Caetano Veloso -- one of the most important names behind the late-60s Brazilian musical movement Tropicalismo (a.k.a. Tropicália) -- writes in his 2002 autobiography Tropical Truth: A Story of Music & Revolution in Brazil (originally Verdade Tropical, 1997) about avantgarde and its problematic connection with popular music:

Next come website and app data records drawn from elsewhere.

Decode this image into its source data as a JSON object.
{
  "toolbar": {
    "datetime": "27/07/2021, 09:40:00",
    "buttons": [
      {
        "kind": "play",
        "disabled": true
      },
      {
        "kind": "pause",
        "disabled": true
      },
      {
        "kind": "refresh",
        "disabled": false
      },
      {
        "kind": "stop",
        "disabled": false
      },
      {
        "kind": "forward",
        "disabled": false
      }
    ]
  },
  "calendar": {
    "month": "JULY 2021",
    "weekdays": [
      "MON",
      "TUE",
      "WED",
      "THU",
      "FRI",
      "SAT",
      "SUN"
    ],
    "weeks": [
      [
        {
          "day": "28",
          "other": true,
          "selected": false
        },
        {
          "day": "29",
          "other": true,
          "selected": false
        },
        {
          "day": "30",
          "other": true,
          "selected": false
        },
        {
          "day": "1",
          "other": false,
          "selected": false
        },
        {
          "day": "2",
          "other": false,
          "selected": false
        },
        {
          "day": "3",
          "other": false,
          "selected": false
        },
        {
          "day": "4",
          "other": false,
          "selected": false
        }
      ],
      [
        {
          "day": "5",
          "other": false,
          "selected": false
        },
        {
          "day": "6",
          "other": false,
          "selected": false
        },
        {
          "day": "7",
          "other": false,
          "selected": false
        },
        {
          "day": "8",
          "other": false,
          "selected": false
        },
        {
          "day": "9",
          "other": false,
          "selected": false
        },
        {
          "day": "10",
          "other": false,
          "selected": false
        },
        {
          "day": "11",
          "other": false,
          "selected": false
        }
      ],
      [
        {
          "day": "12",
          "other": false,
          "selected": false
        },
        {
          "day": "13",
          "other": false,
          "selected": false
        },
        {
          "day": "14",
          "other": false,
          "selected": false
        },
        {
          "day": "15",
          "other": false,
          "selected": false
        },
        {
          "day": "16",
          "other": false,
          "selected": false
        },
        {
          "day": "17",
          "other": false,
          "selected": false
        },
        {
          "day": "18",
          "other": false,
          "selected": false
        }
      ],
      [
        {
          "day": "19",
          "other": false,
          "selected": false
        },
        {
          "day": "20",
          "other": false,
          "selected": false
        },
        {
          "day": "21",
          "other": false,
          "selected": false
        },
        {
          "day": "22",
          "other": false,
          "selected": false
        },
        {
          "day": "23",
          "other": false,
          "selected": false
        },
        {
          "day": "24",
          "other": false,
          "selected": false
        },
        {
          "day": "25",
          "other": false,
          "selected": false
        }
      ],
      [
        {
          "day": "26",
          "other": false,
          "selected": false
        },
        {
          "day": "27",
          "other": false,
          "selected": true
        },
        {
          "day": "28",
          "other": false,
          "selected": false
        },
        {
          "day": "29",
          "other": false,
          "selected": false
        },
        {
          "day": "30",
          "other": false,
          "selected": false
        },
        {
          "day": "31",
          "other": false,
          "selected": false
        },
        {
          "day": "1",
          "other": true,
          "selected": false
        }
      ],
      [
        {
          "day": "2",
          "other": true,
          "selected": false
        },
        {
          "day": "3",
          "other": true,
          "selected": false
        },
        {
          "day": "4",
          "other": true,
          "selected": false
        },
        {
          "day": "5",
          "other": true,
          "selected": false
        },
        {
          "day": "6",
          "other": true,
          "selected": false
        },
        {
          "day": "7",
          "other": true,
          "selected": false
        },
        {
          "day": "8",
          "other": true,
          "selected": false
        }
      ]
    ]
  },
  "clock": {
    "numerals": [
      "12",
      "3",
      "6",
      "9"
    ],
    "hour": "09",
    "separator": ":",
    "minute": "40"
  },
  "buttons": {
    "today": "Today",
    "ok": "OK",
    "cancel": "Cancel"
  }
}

"In 1968, Augusto [de Campos, a 'concretist' poet friend of Veloso since the 1960s] was impressed with Paul McCartney's declared enthusiasm for Stockhausen. Yet in the years that followed, as he was listening to the sweet and spineless pop produced by Paul -- music whose transgression was totally programmatic and digestible following the spectacular growth of the pop market after the Beatles -- a man like Augusto, one can only imagine, must have been filled with boredom and distaste. He must have felt the same toward pop music, MPB, and the tropicalistas. Sooner or later we, the tropicalistas, in more or less noble ways, depending on the individual case, would show signs of the essence of our chosen activity, which has always consisted in producing banal songs to compete in the market. (And in Brazil the growth of this market means an advance on the national scale.) Augusto keeps on fighting for unpopular music: Boulez, Stockhausen, Berio, Varèse, and Cage -- and also Giacinto Scelsi, Luigi Nono, Ustvolskaya, etc. The stubborn unpopularity of the most inventive contemporary music is truly a mystery. Augusto's flash of euphoria when he heard of McCartney's (ultimately undeveloped) interest in Stockhausen in 1968 represented a fleeting hope of deciphering this enigma. Produssumo, as I said earlier, was a word invented by another concretist poet, Décio Pignatari, to define a period in which avant-garde ideas had a place at the top of the pop-rock charts. One of the most stimulating problems of the avant-garde, and a problem that makes some of the most stimulating artists run from it like the Devil from the cross -- is its dubious position with regard to its intrinsic ambition to become the norm. I have recently heard Arto Lindsay say that the musicians and producers of the trendiest vogue in dance music (techno) are voracious consumers of precisely the kind of music heroically defended by Augusto. These young people are listening to Varèse and Cage, to Boulez and Berio. And, says Arto, they don't talk about anything else. What should we make of this? In the seventies, there was already an outcry of very conservative (and very useful) voices protesting 'modernism in the streets.' But will the collective ear adjust itself to postserialist or postdodecaphonic music? And what kind of world will it be, when such music sounds like music to 'everyone's' ears? I myself can't say exactly why Webern's music (especially the most radical pieces) has always seemed to me indisputably beautiful. Might the techno-dance kids be an embryonic minority? What will happen to the tonal ear as we know it if unpopular music's failure with the public at large is overcome? When I first saw MTV in New York, I wrote an article entitled 'Vendo canções' (See and Sell Things), in which I ask more or less superficial questions but still point in the same direction. The procedures of avant-garde film, which were trashed by serious and commercial cinema alike, had finally found refuge in those snippets of rock 'n' roll film, which were at once erratic illustrations of the songs and ads for the corresponding records. Now I can't stand to watch rock videos for very long: the excess of images labouring to seem bizarre bores me, especially at the speed the editing presents them. But the question remains: don't the references to Un chien andalou, to Metropolis -- and the undying kinship with Cocteau's Blood of a Poet -- appear in a rock video exactly as Mondrian's designs flash across the skirt of a prostitute? Are 'modernisms' and 'avantgardes' only now beginning to lose their right to such labels?"